# DATA SHOWN:
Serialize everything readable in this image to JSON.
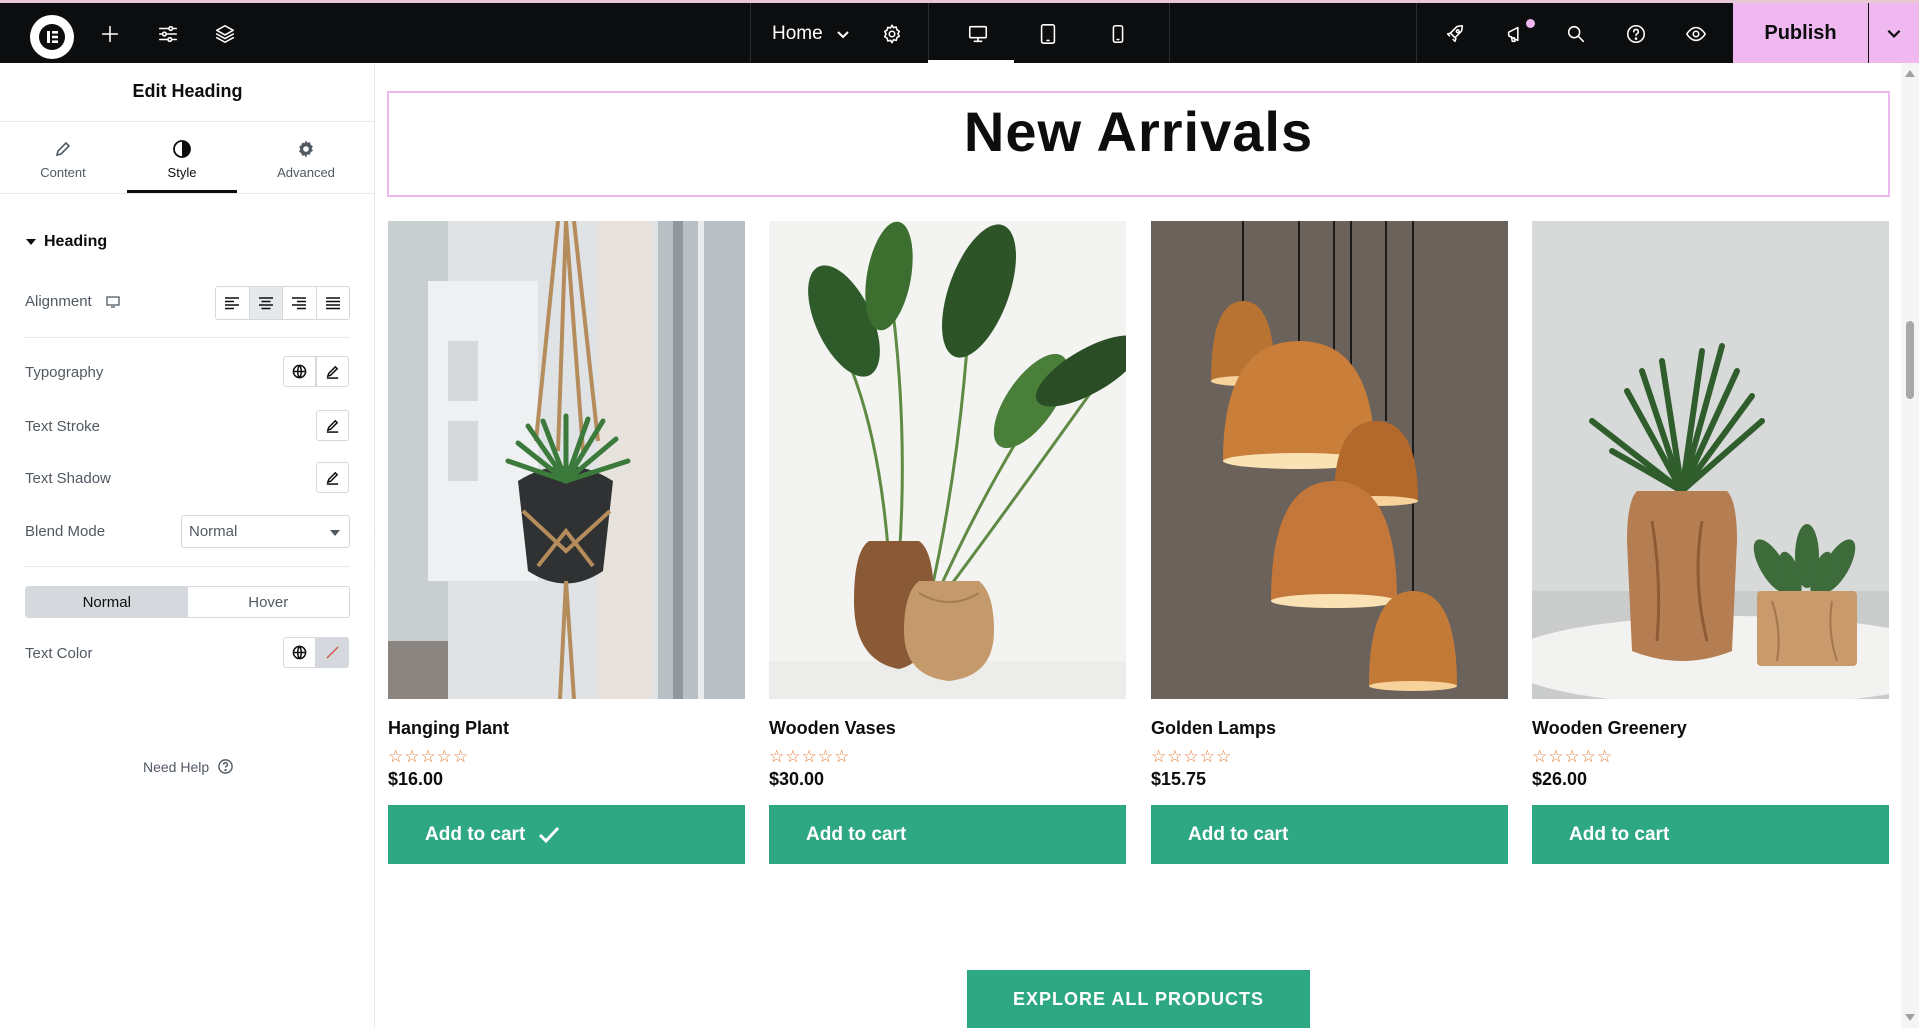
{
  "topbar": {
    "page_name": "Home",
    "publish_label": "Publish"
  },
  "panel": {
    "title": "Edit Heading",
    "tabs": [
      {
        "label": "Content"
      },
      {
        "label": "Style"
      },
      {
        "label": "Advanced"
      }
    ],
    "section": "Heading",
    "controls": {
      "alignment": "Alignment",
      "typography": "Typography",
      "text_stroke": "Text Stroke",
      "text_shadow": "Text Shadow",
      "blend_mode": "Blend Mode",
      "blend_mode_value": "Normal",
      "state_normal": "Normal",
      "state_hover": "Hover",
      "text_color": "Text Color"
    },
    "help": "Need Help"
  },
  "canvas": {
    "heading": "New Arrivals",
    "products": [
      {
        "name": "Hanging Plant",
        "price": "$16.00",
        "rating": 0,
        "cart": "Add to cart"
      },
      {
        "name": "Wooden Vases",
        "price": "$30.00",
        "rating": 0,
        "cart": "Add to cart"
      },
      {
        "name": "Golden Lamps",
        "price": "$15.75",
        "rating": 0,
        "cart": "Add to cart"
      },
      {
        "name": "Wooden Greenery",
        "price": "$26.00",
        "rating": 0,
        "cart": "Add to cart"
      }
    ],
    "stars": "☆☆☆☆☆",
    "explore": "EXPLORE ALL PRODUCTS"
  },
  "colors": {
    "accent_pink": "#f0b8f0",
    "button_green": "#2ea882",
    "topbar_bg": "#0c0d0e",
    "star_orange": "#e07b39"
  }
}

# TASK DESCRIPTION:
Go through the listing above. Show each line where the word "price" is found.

# RESPONSE TO THE EXERCISE:
        "price": "$16.00",
        "price": "$30.00",
        "price": "$15.75",
        "price": "$26.00",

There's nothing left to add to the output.